By Pete Vonder Haar | January 17, 2009

hag•i•og•ra•phy (hāg’ē-ŏg’rə-fē, hā’jē-)
1. Biography of saints.
2. A worshipful or idealizing biography.

The inherent flaw in most biopics lies in the agenda of those behind the production; specifically, the pressing need of friends and family to portray the person in question in a positive light. What flaws there are on display are presented as forgivable in light of greater accomplishments, and the person’s influence is often exaggerated to justify the making a movie about them in the first place.
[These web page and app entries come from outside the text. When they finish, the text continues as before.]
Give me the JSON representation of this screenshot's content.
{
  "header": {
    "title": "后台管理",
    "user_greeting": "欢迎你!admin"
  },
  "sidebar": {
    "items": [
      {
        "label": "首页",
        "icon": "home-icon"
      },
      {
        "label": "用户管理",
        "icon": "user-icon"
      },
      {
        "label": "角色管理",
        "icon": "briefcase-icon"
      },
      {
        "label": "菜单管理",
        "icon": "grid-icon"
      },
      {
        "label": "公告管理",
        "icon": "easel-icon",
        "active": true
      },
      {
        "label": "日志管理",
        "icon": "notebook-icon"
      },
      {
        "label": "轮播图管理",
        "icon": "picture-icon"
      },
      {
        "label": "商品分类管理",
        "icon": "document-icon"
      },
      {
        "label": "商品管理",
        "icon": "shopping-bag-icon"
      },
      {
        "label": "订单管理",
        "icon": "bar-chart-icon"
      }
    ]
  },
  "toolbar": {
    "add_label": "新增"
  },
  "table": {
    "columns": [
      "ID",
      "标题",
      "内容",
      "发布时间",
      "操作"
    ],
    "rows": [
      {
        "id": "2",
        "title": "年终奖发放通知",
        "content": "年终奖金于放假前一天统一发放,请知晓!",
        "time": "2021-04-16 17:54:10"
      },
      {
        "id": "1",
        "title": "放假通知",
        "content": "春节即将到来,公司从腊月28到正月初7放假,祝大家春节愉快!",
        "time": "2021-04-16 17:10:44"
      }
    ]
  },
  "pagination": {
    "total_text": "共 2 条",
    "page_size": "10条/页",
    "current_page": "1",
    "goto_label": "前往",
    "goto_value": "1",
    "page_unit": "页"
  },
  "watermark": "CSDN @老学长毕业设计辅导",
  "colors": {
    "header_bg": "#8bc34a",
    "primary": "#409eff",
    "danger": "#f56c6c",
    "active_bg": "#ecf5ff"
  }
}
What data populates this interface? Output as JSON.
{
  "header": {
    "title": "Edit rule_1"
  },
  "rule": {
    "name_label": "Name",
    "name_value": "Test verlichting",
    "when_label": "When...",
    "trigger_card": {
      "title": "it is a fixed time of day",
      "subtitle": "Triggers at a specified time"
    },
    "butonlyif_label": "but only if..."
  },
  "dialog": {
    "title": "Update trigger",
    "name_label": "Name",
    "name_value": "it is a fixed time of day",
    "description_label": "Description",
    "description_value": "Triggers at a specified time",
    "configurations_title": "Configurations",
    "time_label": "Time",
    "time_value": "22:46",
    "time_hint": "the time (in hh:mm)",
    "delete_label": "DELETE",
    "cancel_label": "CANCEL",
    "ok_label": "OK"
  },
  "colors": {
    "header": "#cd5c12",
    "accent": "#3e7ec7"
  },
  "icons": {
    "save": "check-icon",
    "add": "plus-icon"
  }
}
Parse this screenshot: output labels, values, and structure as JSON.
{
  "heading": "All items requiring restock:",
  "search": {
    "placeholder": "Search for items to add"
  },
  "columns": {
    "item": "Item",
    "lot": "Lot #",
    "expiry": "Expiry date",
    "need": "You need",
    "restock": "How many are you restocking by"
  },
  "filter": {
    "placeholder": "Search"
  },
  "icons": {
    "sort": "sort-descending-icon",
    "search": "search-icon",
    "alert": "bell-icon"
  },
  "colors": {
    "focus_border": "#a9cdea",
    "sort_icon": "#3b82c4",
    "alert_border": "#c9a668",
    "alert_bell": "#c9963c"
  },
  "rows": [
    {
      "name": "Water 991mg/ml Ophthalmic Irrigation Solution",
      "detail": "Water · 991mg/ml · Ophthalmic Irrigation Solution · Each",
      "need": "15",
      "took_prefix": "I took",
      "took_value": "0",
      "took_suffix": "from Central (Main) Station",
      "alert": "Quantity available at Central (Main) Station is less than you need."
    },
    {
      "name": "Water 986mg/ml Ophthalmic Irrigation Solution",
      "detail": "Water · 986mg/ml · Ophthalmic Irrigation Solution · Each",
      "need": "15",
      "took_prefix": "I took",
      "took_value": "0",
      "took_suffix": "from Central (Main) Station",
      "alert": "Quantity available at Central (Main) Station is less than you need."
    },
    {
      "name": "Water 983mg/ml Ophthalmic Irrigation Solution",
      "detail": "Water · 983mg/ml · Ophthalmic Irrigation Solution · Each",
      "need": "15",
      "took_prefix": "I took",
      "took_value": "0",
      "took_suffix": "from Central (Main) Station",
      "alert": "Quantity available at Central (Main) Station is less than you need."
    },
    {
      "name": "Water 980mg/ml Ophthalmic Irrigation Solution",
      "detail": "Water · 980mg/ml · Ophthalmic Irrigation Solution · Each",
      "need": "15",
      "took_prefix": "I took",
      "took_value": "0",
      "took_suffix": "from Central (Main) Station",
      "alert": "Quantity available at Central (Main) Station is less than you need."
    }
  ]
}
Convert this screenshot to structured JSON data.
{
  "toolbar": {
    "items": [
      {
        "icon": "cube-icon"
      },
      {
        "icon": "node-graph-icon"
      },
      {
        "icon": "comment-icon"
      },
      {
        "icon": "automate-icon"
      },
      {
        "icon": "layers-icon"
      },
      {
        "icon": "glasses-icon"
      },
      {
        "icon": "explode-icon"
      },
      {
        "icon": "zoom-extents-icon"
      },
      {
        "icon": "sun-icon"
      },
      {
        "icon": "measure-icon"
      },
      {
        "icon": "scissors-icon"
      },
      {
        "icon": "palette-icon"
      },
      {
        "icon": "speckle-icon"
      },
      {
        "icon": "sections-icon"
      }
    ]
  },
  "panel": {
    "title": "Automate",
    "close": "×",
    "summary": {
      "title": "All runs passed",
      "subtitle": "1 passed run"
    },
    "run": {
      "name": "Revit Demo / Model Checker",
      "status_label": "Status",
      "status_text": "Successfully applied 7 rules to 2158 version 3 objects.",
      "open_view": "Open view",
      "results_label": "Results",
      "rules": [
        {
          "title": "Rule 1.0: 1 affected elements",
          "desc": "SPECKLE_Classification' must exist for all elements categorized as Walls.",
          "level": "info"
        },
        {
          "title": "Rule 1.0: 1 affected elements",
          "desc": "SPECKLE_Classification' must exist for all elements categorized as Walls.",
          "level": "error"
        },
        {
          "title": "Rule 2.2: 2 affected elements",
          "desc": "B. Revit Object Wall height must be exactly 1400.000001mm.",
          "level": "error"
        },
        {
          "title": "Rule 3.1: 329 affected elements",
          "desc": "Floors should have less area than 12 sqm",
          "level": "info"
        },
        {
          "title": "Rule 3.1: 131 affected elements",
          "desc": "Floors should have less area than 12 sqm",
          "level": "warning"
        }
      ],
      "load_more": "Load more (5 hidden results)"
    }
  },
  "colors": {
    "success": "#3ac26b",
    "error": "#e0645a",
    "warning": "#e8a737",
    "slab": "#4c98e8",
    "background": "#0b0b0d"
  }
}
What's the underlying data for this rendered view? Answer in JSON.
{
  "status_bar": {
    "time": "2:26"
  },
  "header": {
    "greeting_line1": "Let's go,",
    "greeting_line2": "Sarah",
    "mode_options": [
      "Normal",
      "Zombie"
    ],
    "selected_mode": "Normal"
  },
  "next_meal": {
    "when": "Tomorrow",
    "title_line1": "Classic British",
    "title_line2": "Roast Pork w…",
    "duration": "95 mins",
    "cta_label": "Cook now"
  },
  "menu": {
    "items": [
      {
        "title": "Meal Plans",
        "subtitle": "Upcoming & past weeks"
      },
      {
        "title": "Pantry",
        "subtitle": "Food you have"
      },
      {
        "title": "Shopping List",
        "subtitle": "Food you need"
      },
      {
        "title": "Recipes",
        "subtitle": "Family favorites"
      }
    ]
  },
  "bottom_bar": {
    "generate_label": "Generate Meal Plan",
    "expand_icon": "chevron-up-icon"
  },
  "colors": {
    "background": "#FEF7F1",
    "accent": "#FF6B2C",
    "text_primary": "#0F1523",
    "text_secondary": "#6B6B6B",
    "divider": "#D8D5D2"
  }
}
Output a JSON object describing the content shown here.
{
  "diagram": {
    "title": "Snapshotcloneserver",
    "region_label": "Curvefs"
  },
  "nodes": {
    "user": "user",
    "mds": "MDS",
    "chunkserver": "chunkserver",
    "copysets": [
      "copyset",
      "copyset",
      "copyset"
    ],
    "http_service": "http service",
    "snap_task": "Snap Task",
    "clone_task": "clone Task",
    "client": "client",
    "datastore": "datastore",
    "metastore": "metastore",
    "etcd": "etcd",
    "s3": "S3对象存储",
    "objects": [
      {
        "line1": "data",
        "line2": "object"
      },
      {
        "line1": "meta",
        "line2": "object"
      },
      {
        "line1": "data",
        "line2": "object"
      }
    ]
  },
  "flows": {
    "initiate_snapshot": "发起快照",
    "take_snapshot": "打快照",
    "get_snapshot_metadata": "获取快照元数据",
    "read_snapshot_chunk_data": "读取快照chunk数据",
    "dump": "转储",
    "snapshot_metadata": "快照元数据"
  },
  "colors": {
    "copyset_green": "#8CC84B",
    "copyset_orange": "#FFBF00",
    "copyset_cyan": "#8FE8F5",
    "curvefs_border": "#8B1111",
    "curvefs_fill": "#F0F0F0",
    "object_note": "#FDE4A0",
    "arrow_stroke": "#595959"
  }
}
That the Notorious B.I.G. (aka Biggie Smalls) was extremely influential is not in dispute. He’s popularly described as the “savior of New York hip-hop,” and is considered one of the greatest MCs of all time. A film version of his life story was therefore inevitable. What makes “Notorious” so disappointing is the kid gloves treatment applied to the subject.

Disappointing, but not surprising. After all, the executive producer is Sean “Puffy/Puff Daddy/P-Doo-Wah-Diddy/” Combs, Biggie’s longtime collaborator. Considering how much of Combs’ initial success was attributable to his exploiting the memory and talent of his dead friend, one could be forgiven for regarding “Notorious” as his final attempt to wring some cash from Biggie’s corpse. One can also be forgiven for approaching the film with some skepticism concerning the accuracy of what we’re seeing.

Director George Tillman Jr. stays largely faithful to early events. Born in Brooklyn in 1972, Christopher Wallace was raised by his mother Voletta (played here by the still stunning Angela Bassett), dad having split when Christopher was two. He excelled at school early on, but was drawn by the promise of easy money to hustling. Christened “Big” by his schoolmates, Wallace started rapping on the corner to entertain his friends. After doing a stretch in a North Carolina jail for dealing crack, he released a demo tape under the moniker “Biggie Smalls.” He caught the notice of producer Combs, who went on to make him the cornerstone of his Bad Boy label. Success followed swiftly, but was short-lived, as the Notorious B.I.G. was gunned down in Los Angeles in 1997 (as anyone who watched MTV in the ‘90s probably knows).

Unfortunately, the overall impression we’re left with is that Biggie was something of a shithead. Examples of very talented people exhibiting little common sense are easily found, but still frustrating. Biggie even ends up succeeding in spite of a spate of bad choices, from entering the drug trade to begin with (and not for the usual forgivable Hollywood reasons) to treating every woman in his life like garbage (ditching out on his daughter and bailing on his mom she tells him she has breast cancer, for example). Tillman and writers Reggie Rock and Cheo Hodari Coker would have us believe his good intentions make up for all this. And indeed, between barely plausible dialogue about “changing the world” and a particularly saccharine third act Thanksgiving scene, you almost believe – had he lived – Biggie would have finally emerged as a mature adult, lack of any prior evidence notwithstanding.

The feud between the East and West Coast hip-hop communities is also examined, though not much light is shed on the origins. All we know is that Biggie and West Coast rapper Tupac Shakur (Anthony Mackie) were close friends until Tupac was shot five times and robbed in the lobby of a recording studio. He would later become convinced Biggie and Combs had set him up. As is the case with the rest of the movie, nothing revelatory is in the offing, though I couldn’t help wondering how soon it will be before Suge Knight produces his competing Tupac bio.

Absent the actual music, “Notorious” would be a lot worse. However, there are plenty of performances to remind us how gifted and seemingly effortless a rapper Biggie really was. Why Combs et. al. refrained from humanizing the man by giving audiences a warts-and-all portrayal (most of his fans being well aware of his shortcomings already) instead of forcing his life into the same tired cookie cutter biopic formula is why the end result has to be judged a failure.

Leave a Reply

Your email address will not be published. Required fields are marked *

  1. Pam Avoledo says:

    Watching it, I actually wanted to know more about Lil’ Kim. He screwed her over multiple times and let her know she owed him all the time. Then, it seemed as though Biggie pitted Faith and Lil’ Kim against one another. Given how the soft actually is, the violence was actually jarring at times. It felt like two movies.

Join our Film Threat Newsletter

Newsletter Icon